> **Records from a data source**
§
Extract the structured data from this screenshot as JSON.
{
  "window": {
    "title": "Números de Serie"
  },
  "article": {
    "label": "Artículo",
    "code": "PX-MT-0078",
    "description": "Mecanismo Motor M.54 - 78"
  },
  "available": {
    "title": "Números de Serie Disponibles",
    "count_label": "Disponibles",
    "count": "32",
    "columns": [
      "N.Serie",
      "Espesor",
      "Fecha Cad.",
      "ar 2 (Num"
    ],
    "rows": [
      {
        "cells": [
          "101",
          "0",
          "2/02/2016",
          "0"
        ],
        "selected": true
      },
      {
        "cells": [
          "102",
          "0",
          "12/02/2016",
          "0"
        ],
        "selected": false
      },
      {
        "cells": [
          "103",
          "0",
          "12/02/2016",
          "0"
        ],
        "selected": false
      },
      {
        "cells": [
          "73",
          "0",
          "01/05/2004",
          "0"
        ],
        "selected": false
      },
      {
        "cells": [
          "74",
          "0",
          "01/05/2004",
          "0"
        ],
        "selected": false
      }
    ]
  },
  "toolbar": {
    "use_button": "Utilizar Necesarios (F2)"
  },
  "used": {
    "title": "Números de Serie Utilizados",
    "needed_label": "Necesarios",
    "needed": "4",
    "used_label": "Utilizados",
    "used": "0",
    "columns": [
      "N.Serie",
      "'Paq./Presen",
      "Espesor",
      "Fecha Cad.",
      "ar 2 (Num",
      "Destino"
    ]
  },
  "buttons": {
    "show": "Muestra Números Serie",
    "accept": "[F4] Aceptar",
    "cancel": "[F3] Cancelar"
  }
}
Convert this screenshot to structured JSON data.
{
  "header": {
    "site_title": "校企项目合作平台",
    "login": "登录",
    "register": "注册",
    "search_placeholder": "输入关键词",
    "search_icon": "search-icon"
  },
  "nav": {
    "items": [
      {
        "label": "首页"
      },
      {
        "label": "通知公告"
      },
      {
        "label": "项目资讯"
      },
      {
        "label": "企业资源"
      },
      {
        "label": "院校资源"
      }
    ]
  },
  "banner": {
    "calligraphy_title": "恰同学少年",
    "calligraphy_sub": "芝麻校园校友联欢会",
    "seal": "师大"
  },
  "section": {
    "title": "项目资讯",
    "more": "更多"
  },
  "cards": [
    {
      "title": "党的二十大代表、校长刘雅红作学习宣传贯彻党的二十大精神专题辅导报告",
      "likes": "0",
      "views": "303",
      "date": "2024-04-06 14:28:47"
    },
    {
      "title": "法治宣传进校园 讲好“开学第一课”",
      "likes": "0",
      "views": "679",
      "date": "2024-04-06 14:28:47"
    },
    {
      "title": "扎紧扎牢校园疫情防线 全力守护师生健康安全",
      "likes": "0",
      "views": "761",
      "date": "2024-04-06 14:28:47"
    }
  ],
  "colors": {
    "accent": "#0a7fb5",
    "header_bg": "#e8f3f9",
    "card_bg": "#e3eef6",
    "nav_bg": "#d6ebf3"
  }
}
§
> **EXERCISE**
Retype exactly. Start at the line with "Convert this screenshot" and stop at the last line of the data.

> **EXERCISE RESULT**
Convert this screenshot to structured JSON data.
{
  "header": {
    "site_title": "校企项目合作平台",
    "login": "登录",
    "register": "注册",
    "search_placeholder": "输入关键词",
    "search_icon": "search-icon"
  },
  "nav": {
    "items": [
      {
        "label": "首页"
      },
      {
        "label": "通知公告"
      },
      {
        "label": "项目资讯"
      },
      {
        "label": "企业资源"
      },
      {
        "label": "院校资源"
      }
    ]
  },
  "banner": {
    "calligraphy_title": "恰同学少年",
    "calligraphy_sub": "芝麻校园校友联欢会",
    "seal": "师大"
  },
  "section": {
    "title": "项目资讯",
    "more": "更多"
  },
  "cards": [
    {
      "title": "党的二十大代表、校长刘雅红作学习宣传贯彻党的二十大精神专题辅导报告",
      "likes": "0",
      "views": "303",
      "date": "2024-04-06 14:28:47"
    },
    {
      "title": "法治宣传进校园 讲好“开学第一课”",
      "likes": "0",
      "views": "679",
      "date": "2024-04-06 14:28:47"
    },
    {
      "title": "扎紧扎牢校园疫情防线 全力守护师生健康安全",
      "likes": "0",
      "views": "761",
      "date": "2024-04-06 14:28:47"
    }
  ],
  "colors": {
    "accent": "#0a7fb5",
    "header_bg": "#e8f3f9",
    "card_bg": "#e3eef6",
    "nav_bg": "#d6ebf3"
  }
}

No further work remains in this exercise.